The rules keep shifting; there is chaos on the ground. Volunteer lawyers are combing the system in search of migrant children, trying to reunite them with their parents. As for the rule of law, Trump is pumping up the prosecution while eviscerating the defense: He had Sessions secretly shave the budget for immigration public defenders before announcing this policy in the first place; and now he’s ordered the Pentagon to send 200 JAG lawyers (Judge Advocate General’s Corps, the legal branch or specialty of the U.S. Air Force, Army, Coast Guard, and Navy) as prosecutors, though immigration prosecution is not their specialty. Is Defense Secretary Mattis going to act like the independently thinking “grownup” he was hyped to be, and join the governors in taking a stand that they won’t permit their National Guards to participate in this cruel, chaotic catastrophe? Will he dare say No, the job of American soldiers is not to build detention camps and prosecute immigrants? Don’t hold your breath.
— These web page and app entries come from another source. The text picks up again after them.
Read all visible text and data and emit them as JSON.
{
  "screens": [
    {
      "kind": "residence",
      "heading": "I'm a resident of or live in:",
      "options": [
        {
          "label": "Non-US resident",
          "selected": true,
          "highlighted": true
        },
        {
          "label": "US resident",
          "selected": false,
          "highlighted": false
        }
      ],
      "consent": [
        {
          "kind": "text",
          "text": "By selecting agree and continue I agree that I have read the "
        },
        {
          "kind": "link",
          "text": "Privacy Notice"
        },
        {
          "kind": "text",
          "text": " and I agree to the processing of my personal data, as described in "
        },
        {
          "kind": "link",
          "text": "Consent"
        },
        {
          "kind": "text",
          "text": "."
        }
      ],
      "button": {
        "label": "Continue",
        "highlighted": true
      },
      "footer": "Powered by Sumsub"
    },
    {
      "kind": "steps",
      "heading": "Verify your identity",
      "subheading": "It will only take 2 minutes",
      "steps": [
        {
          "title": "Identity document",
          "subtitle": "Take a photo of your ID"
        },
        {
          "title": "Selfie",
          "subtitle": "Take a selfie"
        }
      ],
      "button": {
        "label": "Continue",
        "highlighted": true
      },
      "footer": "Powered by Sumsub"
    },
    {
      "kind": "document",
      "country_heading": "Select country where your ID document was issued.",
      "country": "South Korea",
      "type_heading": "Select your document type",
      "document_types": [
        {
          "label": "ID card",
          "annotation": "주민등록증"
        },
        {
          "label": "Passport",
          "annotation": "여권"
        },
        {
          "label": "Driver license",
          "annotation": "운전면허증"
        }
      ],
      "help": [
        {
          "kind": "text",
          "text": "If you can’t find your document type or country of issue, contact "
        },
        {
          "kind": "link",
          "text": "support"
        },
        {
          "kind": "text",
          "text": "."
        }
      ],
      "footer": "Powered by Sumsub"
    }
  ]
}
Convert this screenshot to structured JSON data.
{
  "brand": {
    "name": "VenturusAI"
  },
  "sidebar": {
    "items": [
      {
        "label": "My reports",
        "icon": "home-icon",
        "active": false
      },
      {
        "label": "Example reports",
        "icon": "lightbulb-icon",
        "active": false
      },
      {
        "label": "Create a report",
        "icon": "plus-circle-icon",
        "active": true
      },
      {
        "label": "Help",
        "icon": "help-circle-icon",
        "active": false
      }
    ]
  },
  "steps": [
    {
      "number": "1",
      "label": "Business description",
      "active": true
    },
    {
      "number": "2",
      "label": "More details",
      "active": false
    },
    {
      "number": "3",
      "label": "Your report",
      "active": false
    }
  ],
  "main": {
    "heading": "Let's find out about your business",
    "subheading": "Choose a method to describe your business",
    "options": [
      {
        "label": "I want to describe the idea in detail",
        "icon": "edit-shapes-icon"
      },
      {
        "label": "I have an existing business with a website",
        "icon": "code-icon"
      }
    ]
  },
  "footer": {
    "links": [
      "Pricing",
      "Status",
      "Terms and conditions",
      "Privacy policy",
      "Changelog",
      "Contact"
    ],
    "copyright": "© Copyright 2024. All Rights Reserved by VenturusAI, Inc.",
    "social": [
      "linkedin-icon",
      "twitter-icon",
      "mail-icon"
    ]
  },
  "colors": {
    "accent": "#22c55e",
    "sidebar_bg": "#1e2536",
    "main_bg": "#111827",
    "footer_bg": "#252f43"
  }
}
But all is fine and dandy, since immigrant Melania Trump flew to Texas, had her photo op, visited with children catatonic with trauma, and was back on her plane within 75 minutes, wearing a jacket printed with white capital letters “I REALLY DON’T CARE, DO U?” Well, I don’t care whether this was stupidity, coarseness, oversight, a gross let-them-eat-cake moment, or a sadistic jab at those of us who do care. It puts her beyond pity.
We feel it. The tension building, the pressure. We yearn for November and the elections, yearn for Special Counsel Mueller to lower the boom, desperately yearn for this long national nightmare to be over. But we also dread facing each day with the knowledge that it will get worse before it gets better. Myself, I cling to both past and future in this hideous present.
I cling to the past because it helps us understand. Because history not only repeats itself, it stutters. The U.S. government tore Indigenous children from their homes and families, severed communication between them, and sent them to dreaded Government Indian Schools where they were forbidden to speak their own languages and observe the belief systems of their peoples and nations. African children in the new America were often born of rape, born into enslavement, and were sold off separately from their parents at auctions and in private deals between plantation owners. The cries of women reaching for their children as those children, straining back, arms outstretched, screaming, are borne away—none of that is new, here in the New World, the land of the free.
I cling to the past because I can’t forget the famous quote from the Old World, during the Holocaust, the Shoah, from a nameless little boy maybe 10 years old, as he was being hauled away during mass arrests after the destruction of the Warsaw ghetto. The child looked back over his frail shoulder and cried, “You won’t be forgiven. Not any of you. Not ever.”
Which is why I cling to the future. Because they won’t be forgiven. We, a free people, can see to that. We can refuse to despair, we can transfer the pressure that is suffocating us outward, into energy, into every demonstration and action we can think of and create. Pressure. More pressure. More pressure. Because pressure works.